Young Woman Develops Mesothelioma After Mission Work
A 33-year-old British woman who spent her gap year building a school in Argentina died in May from mesothelioma, her family reports, which she likely developed due to exposure to asbestos during that time in South America.
Rose Wharton was otherwise a “fit and healthy” young woman, family members told the coroner at an inquest regarding her death.
They could think of nowhere else that the medical researcher had encountered asbestos materials other than when she was with a mission team that was building the school in a depressed part of Argentina.
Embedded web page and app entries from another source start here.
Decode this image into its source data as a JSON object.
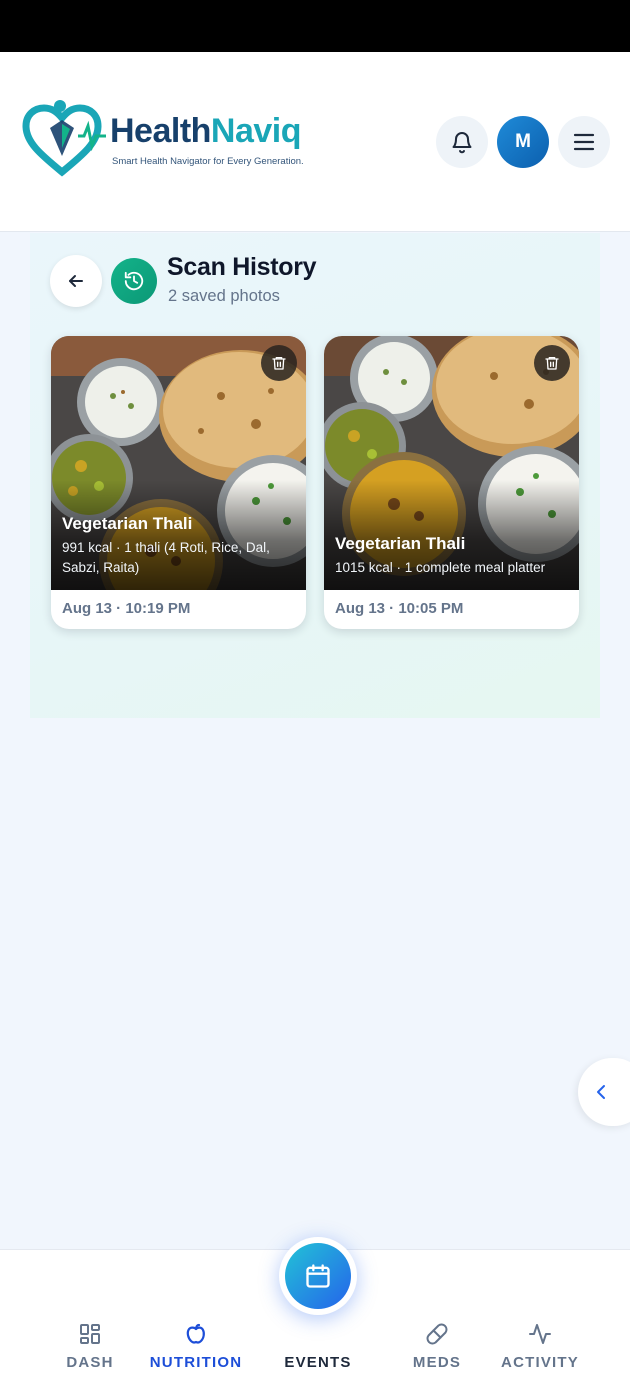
{
  "app": {
    "brand_part1": "Health",
    "brand_part2": "Naviq",
    "tagline": "Smart Health Navigator for Every Generation.",
    "avatar_initial": "M",
    "brand_colors": {
      "navy": "#17406b",
      "teal": "#1aa6b7",
      "green": "#13b38a"
    }
  },
  "header": {
    "icons": [
      "bell-icon",
      "menu-icon"
    ]
  },
  "page": {
    "title": "Scan History",
    "subtitle": "2 saved photos",
    "back_icon": "arrow-left-icon",
    "history_icon": "history-icon"
  },
  "scans": [
    {
      "title": "Vegetarian Thali",
      "description": "991 kcal · 1 thali (4 Roti, Rice, Dal, Sabzi, Raita)",
      "date": "Aug 13 · 10:19 PM"
    },
    {
      "title": "Vegetarian Thali",
      "description": "1015 kcal · 1 complete meal platter",
      "date": "Aug 13 · 10:05 PM"
    }
  ],
  "nav": {
    "items": [
      {
        "label": "DASH",
        "icon": "grid-icon"
      },
      {
        "label": "NUTRITION",
        "icon": "apple-icon",
        "active": true
      },
      {
        "label": "EVENTS",
        "icon": "calendar-icon"
      },
      {
        "label": "MEDS",
        "icon": "pill-icon"
      },
      {
        "label": "ACTIVITY",
        "icon": "activity-icon"
      }
    ]
  }
}
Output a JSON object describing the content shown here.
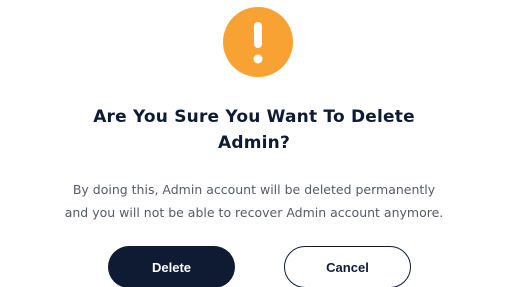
{
  "dialog": {
    "icon": "exclamation-warning-icon",
    "icon_color": "#F7A233",
    "title_line1": "Are You Sure You Want To Delete",
    "title_line2": "Admin?",
    "message_line1": "By doing this, Admin account will be deleted permanently",
    "message_line2": "and you will not be able to recover Admin account anymore.",
    "delete_label": "Delete",
    "cancel_label": "Cancel",
    "primary_color": "#0E1B33"
  }
}
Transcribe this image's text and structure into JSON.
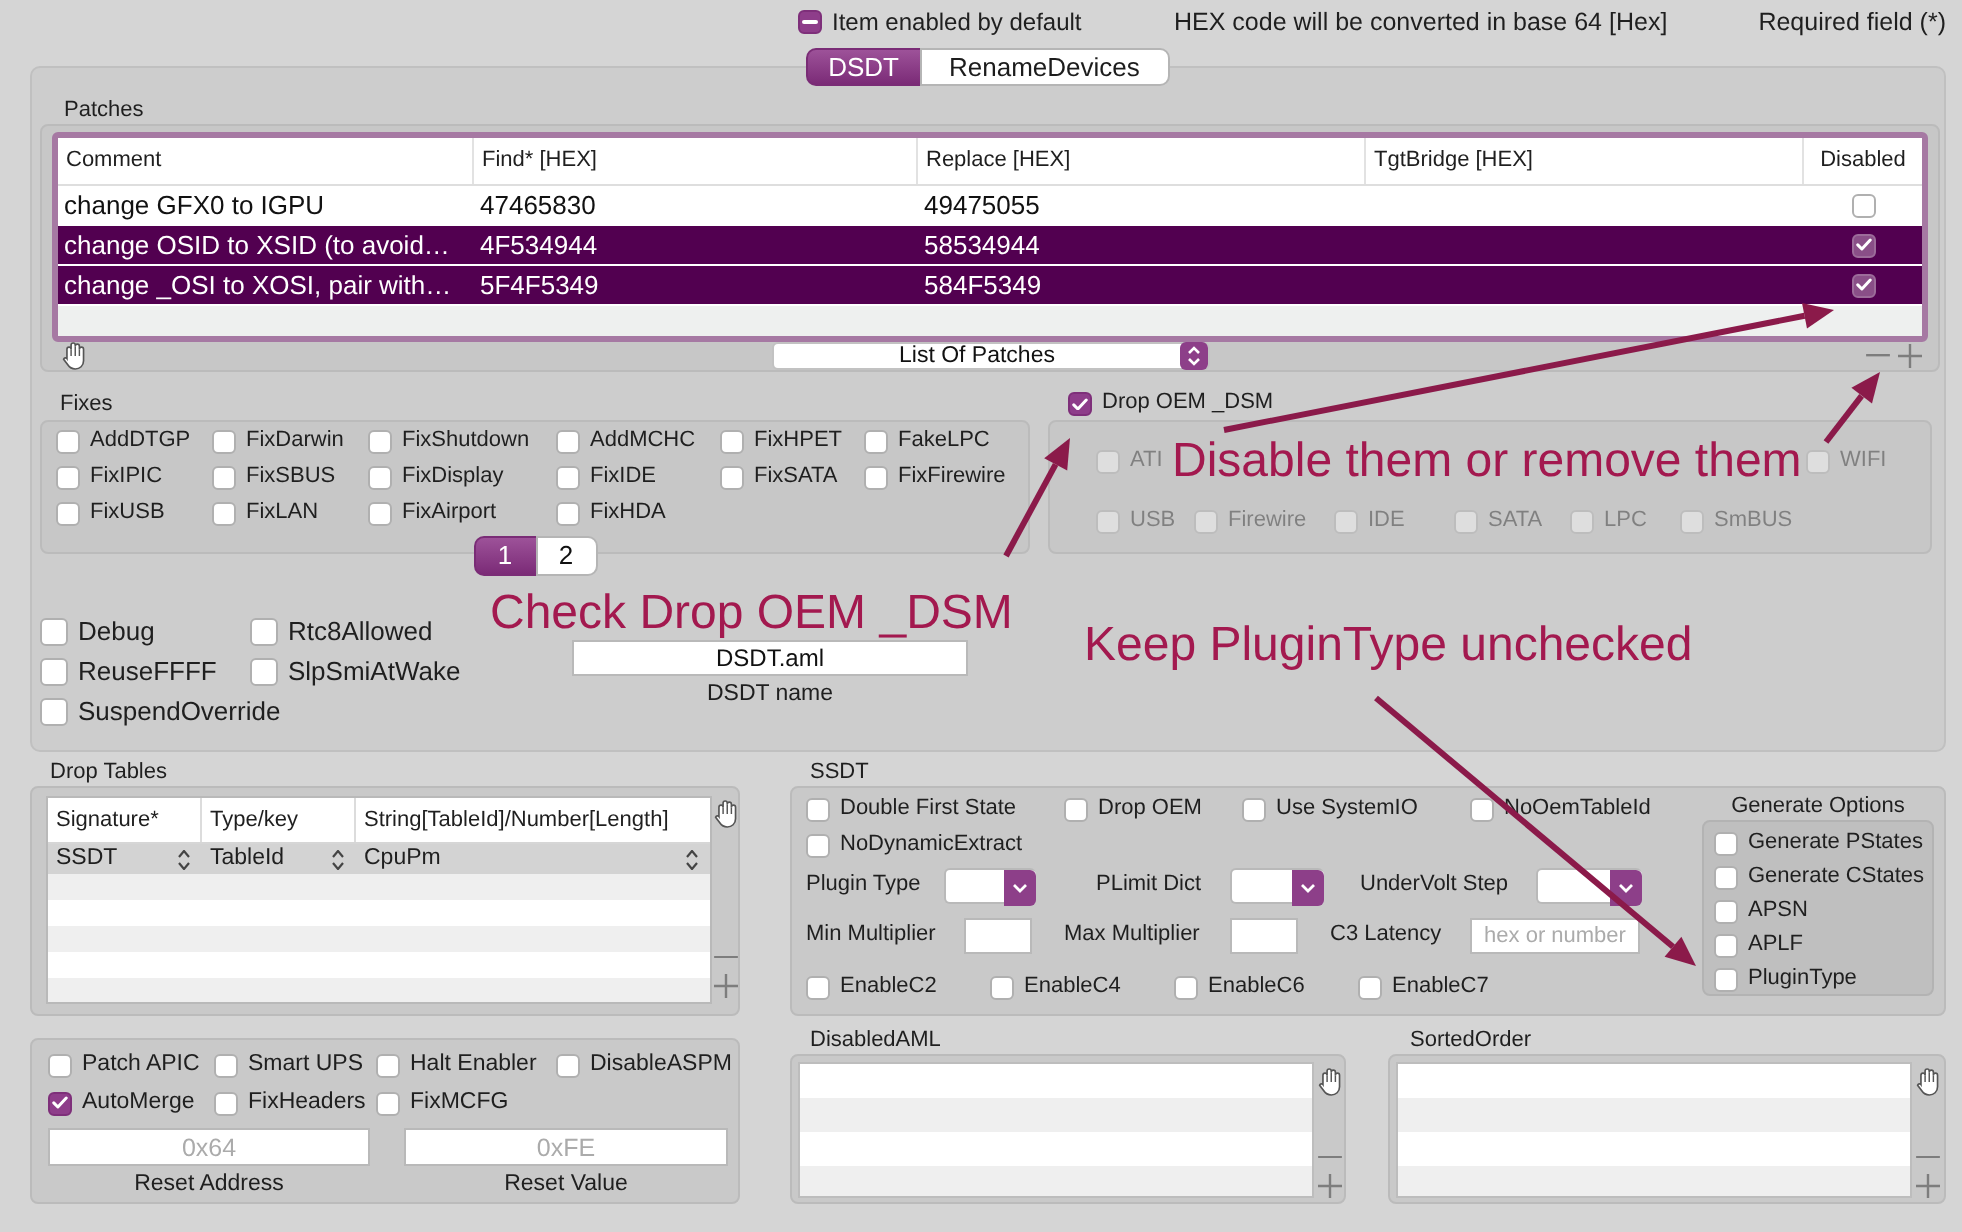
{
  "header": {
    "default_toggle": {
      "label": "Item enabled by default",
      "checked": true,
      "indeterminate": true
    },
    "notes": [
      "HEX code will be converted in base 64 [Hex]",
      "Required field (*)"
    ]
  },
  "tabs": [
    {
      "label": "DSDT",
      "selected": true
    },
    {
      "label": "RenameDevices",
      "selected": false
    }
  ],
  "patches": {
    "title": "Patches",
    "columns": [
      "Comment",
      "Find* [HEX]",
      "Replace [HEX]",
      "TgtBridge [HEX]",
      "Disabled"
    ],
    "rows": [
      {
        "comment": "change GFX0 to IGPU",
        "find": "47465830",
        "replace": "49475055",
        "disabled": false,
        "selected": false
      },
      {
        "comment": "change OSID to XSID (to avoid…",
        "find": "4F534944",
        "replace": "58534944",
        "disabled": true,
        "selected": true
      },
      {
        "comment": "change _OSI to XOSI, pair with…",
        "find": "5F4F5349",
        "replace": "584F5349",
        "disabled": true,
        "selected": true
      }
    ],
    "list_selector": "List Of Patches"
  },
  "fixes": {
    "title": "Fixes",
    "items": [
      {
        "label": "AddDTGP",
        "checked": false
      },
      {
        "label": "FixDarwin",
        "checked": false
      },
      {
        "label": "FixShutdown",
        "checked": false
      },
      {
        "label": "AddMCHC",
        "checked": false
      },
      {
        "label": "FixHPET",
        "checked": false
      },
      {
        "label": "FakeLPC",
        "checked": false
      },
      {
        "label": "FixIPIC",
        "checked": false
      },
      {
        "label": "FixSBUS",
        "checked": false
      },
      {
        "label": "FixDisplay",
        "checked": false
      },
      {
        "label": "FixIDE",
        "checked": false
      },
      {
        "label": "FixSATA",
        "checked": false
      },
      {
        "label": "FixFirewire",
        "checked": false
      },
      {
        "label": "FixUSB",
        "checked": false
      },
      {
        "label": "FixLAN",
        "checked": false
      },
      {
        "label": "FixAirport",
        "checked": false
      },
      {
        "label": "FixHDA",
        "checked": false
      }
    ],
    "pages": [
      {
        "label": "1",
        "selected": true
      },
      {
        "label": "2",
        "selected": false
      }
    ]
  },
  "drop_oem_dsm": {
    "label": "Drop OEM _DSM",
    "checked": true,
    "devices": {
      "disabled": true,
      "rows": [
        [
          {
            "label": "ATI",
            "checked": false
          },
          {
            "label": "WIFI",
            "checked": false
          }
        ],
        [
          {
            "label": "USB",
            "checked": false
          },
          {
            "label": "Firewire",
            "checked": false
          },
          {
            "label": "IDE",
            "checked": false
          },
          {
            "label": "SATA",
            "checked": false
          },
          {
            "label": "LPC",
            "checked": false
          },
          {
            "label": "SmBUS",
            "checked": false
          }
        ]
      ]
    }
  },
  "flags": [
    {
      "label": "Debug",
      "checked": false
    },
    {
      "label": "Rtc8Allowed",
      "checked": false
    },
    {
      "label": "ReuseFFFF",
      "checked": false
    },
    {
      "label": "SlpSmiAtWake",
      "checked": false
    },
    {
      "label": "SuspendOverride",
      "checked": false
    }
  ],
  "dsdt_name": {
    "value": "DSDT.aml",
    "label": "DSDT name"
  },
  "annotations": [
    {
      "text": "Disable them or remove them"
    },
    {
      "text": "Check Drop OEM _DSM"
    },
    {
      "text": "Keep PluginType unchecked"
    }
  ],
  "drop_tables": {
    "title": "Drop Tables",
    "columns": [
      "Signature*",
      "Type/key",
      "String[TableId]/Number[Length]"
    ],
    "rows": [
      {
        "signature": "SSDT",
        "type_key": "TableId",
        "value": "CpuPm",
        "selected": true
      }
    ]
  },
  "ssdt": {
    "title": "SSDT",
    "options": [
      {
        "label": "Double First State",
        "checked": false
      },
      {
        "label": "Drop OEM",
        "checked": false
      },
      {
        "label": "Use SystemIO",
        "checked": false
      },
      {
        "label": "NoOemTableId",
        "checked": false
      },
      {
        "label": "NoDynamicExtract",
        "checked": false
      }
    ],
    "dropdowns": [
      {
        "label": "Plugin Type"
      },
      {
        "label": "PLimit Dict"
      },
      {
        "label": "UnderVolt Step"
      }
    ],
    "fields": [
      {
        "label": "Min Multiplier"
      },
      {
        "label": "Max Multiplier"
      },
      {
        "label": "C3 Latency",
        "placeholder": "hex or number"
      }
    ],
    "c_states": [
      {
        "label": "EnableC2",
        "checked": false
      },
      {
        "label": "EnableC4",
        "checked": false
      },
      {
        "label": "EnableC6",
        "checked": false
      },
      {
        "label": "EnableC7",
        "checked": false
      }
    ],
    "generate_options": {
      "title": "Generate Options",
      "items": [
        {
          "label": "Generate PStates",
          "checked": false
        },
        {
          "label": "Generate CStates",
          "checked": false
        },
        {
          "label": "APSN",
          "checked": false
        },
        {
          "label": "APLF",
          "checked": false
        },
        {
          "label": "PluginType",
          "checked": false
        }
      ]
    }
  },
  "reset_options": {
    "options": [
      {
        "label": "Patch APIC",
        "checked": false
      },
      {
        "label": "Smart UPS",
        "checked": false
      },
      {
        "label": "Halt Enabler",
        "checked": false
      },
      {
        "label": "DisableASPM",
        "checked": false
      },
      {
        "label": "AutoMerge",
        "checked": true
      },
      {
        "label": "FixHeaders",
        "checked": false
      },
      {
        "label": "FixMCFG",
        "checked": false
      }
    ],
    "fields": [
      {
        "placeholder": "0x64",
        "label": "Reset Address"
      },
      {
        "placeholder": "0xFE",
        "label": "Reset Value"
      }
    ]
  },
  "disabled_aml": {
    "title": "DisabledAML"
  },
  "sorted_order": {
    "title": "SortedOrder"
  }
}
Additionally, Wharton – who was 18 at the time of her travel – had been quite sure that materials used to construct the educational facility contained the toxic mineral, as she had noted when she was first diagnosed with the disease about a year ago.
Oxfordshire coroner Darren Salter said it was a ‘very unusual’ case because the illness usually only affects those who’ve worked around asbestos for decades and is most often diagnosed in men over the age of 60.
“I don’t think I have seen a case like this,” he told the hearing. “Mesothelioma normally affects men working as plumbers or heating engineers for 30 or 40 years, but this is very different from that.”
Indeed, Rose Wharton was the exception rather than the rule, though there have been a handful of other young people in the U.K. who’ve succumbed to the disease after early exposure. Nonetheless, mesothelioma is not a diagnosis that a woman Rose’s age expects to face.
Her colleagues at Nuffield Department of Clinical Neurosciences at the University of Oxford note that they are shocked at her death and plan to do whatever they can to honor her memory, including running a half-marathon next weekend and setting up a crowd sourcing page that will collect money to be donated to peritoneal mesothelioma research.
But there’s nothing they can do, of course, to bring her back.
The case of Rose Wharton, however, is proof that asbestos can kill at any age and that exposure to large amounts of the toxic material can cause mesothelioma disease to develop more quickly than usual.
Though Wharton’s case is rare, it’s also proof that regard for the dangers of asbestos use is not present in all countries and that anyone working in countries where use of asbestos materials is still common should be extra careful about exposure.